Sheldon: It is curious that the author of this Aeon article has frozen Wheeler at his second stage, neglecting to mention his final conclusion.
Fernandez: Throughout Demon, Davies injects comments always in support of the Materialistic Darwinist position.
Computer engineer Robert J. Marks and colleagues demonstrated that there is still no such thing as a free lunch where information is concerned.
Fascinating info about snakes’ warning signals but the author ends up defending dumb Darwinism which, increasingly, complicates explanations. One must come up with a Darwinian explanation for things instead of just reporting and learning from them. Or asking what the information probability is, for this type of change.
Marks: For example, if I burn a book to ashes and scatter the ashes around, have I destroyed information? Does it make a difference if there’s another copy of the book?
Hossenfelder: Today I comment on the recent claim that the black hole information loss problem is “near its end” and explain why this is nonsense.
Ethan Siegel looks at the limitations: But we’re still a long way away from determining exactly where that information goes, and how it gets out of a black hole. Theorists disagree over the validity and soundness of many of the methods that are currently being employed to do these calculations, and no one has even a theoretical prediction for how this information should be encoded by an evaporating black hole, much less how to measure it.
Bartlett: Indeed, whatever the difficulty of creating life in the lab, making individual prototypes is not nearly as problematic as making “the machine that makes the machine,” which all reproducing living cells can do. That is, the ability of an organism to reproduce is at least an order of magnitude harder that the ability of an organism to just live.
“In this interview, Dr. James Tour and Dr. Stephen Meyer discuss science and faith, while getting into the details on the discovery of complex, sequence specific information required for life’s function and origin, and the required fine-tuned laboratory that we call our universe that must exist in order for assembly to occur.” People are taking reality seriously? What next, we wonder?
Sheldon: Throughout history we have examples of these bad physics generalizations. For example, heat was once considered a fluid embedded in the oak log, absorbed from the sun, called phlogiston. As it turned out, heat is not a material substance.
It turns out that legions of critics of the explanatory filter use it all the time, without noticing.
Especially to conservation of information theory: This brings us to a more general result known as the conservation of information. Design theorists William Dembski and Robert J. Marks defined the law of conservation of information in their 2009 paper “Conservation of Information in Search” and then proved the result in their follow-on 2010 paper “The Read More…
Paper’s conclusion: We have proposed extension of active information for domains other than those confined to a finite interval. Maximum entropy (maxent) is defined on domains other than a finite interval.
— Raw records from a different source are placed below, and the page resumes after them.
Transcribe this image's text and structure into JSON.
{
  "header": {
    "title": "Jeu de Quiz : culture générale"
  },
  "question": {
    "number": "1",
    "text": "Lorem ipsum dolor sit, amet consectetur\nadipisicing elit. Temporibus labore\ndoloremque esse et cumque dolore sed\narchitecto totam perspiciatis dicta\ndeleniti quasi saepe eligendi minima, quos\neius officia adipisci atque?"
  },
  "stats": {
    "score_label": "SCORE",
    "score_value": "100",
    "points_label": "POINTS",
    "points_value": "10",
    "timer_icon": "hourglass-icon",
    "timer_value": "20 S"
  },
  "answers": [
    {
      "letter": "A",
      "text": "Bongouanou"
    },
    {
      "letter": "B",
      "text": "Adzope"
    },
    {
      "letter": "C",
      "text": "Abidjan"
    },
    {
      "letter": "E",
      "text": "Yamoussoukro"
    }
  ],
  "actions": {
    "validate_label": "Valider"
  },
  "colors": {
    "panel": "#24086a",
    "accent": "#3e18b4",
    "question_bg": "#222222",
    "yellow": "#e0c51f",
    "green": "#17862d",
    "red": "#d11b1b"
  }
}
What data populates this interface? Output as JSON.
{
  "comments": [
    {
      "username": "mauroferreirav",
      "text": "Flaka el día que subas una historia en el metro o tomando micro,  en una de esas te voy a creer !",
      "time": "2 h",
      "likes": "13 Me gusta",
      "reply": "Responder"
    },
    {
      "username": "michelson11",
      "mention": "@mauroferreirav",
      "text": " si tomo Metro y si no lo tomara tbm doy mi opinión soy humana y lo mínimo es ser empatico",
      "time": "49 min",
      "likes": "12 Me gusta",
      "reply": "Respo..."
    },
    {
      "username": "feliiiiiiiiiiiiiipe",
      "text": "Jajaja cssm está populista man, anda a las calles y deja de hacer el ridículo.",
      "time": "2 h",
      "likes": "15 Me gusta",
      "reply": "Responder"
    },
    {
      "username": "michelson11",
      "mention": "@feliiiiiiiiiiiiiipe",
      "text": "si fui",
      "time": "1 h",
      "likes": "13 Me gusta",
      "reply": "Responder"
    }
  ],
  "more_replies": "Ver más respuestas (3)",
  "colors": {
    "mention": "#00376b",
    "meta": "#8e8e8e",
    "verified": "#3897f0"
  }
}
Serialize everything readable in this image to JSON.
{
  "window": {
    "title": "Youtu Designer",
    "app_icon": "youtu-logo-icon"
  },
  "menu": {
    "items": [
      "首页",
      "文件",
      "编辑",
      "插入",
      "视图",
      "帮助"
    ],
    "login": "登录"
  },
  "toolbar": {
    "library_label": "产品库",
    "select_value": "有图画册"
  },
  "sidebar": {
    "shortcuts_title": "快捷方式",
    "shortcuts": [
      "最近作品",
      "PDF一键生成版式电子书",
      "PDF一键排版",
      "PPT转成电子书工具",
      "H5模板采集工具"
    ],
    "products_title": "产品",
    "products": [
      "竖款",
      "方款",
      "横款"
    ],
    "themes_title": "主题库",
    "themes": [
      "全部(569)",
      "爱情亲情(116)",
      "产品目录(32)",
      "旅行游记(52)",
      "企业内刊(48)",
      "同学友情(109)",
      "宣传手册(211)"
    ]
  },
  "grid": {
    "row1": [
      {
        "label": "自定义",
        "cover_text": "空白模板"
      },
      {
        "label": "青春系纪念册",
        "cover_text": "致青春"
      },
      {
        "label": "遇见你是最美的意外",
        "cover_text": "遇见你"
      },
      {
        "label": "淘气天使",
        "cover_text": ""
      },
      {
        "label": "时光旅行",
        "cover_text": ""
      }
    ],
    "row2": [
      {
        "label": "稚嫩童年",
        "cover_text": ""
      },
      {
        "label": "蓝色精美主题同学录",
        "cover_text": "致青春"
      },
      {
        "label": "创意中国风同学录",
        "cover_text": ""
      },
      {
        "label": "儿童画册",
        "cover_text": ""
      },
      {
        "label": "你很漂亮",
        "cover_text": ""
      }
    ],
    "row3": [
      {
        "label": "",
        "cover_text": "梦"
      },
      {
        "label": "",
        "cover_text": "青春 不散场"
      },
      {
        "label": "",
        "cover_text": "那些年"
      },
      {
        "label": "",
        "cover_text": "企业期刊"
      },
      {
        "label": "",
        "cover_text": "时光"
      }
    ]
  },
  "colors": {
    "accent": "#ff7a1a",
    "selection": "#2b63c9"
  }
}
Horgan: The concept of information makes no sense in the absence of something to be informed—that is, a conscious observer capable of choice, or free will (sorry, I can’t help it, free will is an obsession).
The fact that anyone is taking information seriously is a big step forward.